Element data from apps and pages
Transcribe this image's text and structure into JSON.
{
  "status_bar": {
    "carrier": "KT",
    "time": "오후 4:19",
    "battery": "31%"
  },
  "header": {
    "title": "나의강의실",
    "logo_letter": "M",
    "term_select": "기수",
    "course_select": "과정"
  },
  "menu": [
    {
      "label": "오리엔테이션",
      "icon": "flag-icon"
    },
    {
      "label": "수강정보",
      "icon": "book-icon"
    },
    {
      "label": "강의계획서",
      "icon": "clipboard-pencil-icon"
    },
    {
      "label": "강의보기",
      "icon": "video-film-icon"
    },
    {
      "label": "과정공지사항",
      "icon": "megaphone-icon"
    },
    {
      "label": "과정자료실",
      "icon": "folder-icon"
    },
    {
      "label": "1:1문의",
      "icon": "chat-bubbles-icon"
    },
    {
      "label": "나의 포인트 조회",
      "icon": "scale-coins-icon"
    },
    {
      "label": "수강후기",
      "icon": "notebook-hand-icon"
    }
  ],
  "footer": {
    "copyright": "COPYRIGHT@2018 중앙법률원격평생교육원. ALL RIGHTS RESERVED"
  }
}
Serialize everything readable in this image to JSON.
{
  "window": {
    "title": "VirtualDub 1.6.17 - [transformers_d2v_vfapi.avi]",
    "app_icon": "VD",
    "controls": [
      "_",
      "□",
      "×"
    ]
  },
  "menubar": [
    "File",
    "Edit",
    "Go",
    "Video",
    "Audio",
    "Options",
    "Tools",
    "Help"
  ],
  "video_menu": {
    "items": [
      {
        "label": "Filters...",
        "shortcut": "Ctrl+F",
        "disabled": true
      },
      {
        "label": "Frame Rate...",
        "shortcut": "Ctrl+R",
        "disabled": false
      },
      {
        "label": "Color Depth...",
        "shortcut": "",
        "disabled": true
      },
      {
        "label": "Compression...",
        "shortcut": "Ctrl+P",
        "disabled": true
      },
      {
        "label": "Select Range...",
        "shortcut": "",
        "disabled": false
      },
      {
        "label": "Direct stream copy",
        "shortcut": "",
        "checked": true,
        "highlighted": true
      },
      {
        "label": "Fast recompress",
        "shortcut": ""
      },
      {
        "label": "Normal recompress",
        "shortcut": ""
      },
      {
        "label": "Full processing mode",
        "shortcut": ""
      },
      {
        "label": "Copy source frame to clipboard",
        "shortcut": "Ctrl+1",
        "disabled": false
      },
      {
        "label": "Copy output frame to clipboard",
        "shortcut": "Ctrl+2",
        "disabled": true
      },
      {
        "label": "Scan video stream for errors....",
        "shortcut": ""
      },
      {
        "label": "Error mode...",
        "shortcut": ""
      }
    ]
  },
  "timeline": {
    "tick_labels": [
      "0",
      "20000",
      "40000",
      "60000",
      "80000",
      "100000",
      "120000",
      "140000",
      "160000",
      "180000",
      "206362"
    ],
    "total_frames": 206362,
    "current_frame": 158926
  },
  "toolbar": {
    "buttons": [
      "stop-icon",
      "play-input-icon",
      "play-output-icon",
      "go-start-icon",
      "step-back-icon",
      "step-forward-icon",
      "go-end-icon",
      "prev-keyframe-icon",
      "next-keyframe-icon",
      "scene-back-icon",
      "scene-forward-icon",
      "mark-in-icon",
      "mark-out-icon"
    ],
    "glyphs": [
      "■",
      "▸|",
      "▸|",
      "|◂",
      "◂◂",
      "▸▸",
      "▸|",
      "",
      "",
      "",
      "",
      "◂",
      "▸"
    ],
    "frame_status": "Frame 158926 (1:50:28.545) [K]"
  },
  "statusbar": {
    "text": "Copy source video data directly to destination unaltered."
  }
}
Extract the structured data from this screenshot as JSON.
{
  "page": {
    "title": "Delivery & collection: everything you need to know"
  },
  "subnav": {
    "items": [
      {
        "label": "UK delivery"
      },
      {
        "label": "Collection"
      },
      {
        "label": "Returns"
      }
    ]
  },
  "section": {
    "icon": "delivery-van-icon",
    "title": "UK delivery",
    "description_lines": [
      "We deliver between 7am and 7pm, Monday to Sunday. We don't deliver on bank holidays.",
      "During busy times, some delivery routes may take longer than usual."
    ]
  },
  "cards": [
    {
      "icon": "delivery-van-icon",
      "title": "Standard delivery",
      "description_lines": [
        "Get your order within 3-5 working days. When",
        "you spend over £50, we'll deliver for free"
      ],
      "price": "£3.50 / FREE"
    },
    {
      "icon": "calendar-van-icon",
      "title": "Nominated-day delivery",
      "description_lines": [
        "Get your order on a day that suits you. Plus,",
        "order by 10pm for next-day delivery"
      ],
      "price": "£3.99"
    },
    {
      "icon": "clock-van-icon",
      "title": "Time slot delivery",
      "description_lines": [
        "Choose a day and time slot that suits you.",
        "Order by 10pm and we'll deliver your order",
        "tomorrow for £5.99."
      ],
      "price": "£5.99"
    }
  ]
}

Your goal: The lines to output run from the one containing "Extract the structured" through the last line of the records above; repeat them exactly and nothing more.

Your response:
Extract the structured data from this screenshot as JSON.
{
  "page": {
    "title": "Delivery & collection: everything you need to know"
  },
  "subnav": {
    "items": [
      {
        "label": "UK delivery"
      },
      {
        "label": "Collection"
      },
      {
        "label": "Returns"
      }
    ]
  },
  "section": {
    "icon": "delivery-van-icon",
    "title": "UK delivery",
    "description_lines": [
      "We deliver between 7am and 7pm, Monday to Sunday. We don't deliver on bank holidays.",
      "During busy times, some delivery routes may take longer than usual."
    ]
  },
  "cards": [
    {
      "icon": "delivery-van-icon",
      "title": "Standard delivery",
      "description_lines": [
        "Get your order within 3-5 working days. When",
        "you spend over £50, we'll deliver for free"
      ],
      "price": "£3.50 / FREE"
    },
    {
      "icon": "calendar-van-icon",
      "title": "Nominated-day delivery",
      "description_lines": [
        "Get your order on a day that suits you. Plus,",
        "order by 10pm for next-day delivery"
      ],
      "price": "£3.99"
    },
    {
      "icon": "clock-van-icon",
      "title": "Time slot delivery",
      "description_lines": [
        "Choose a day and time slot that suits you.",
        "Order by 10pm and we'll deliver your order",
        "tomorrow for £5.99."
      ],
      "price": "£5.99"
    }
  ]
}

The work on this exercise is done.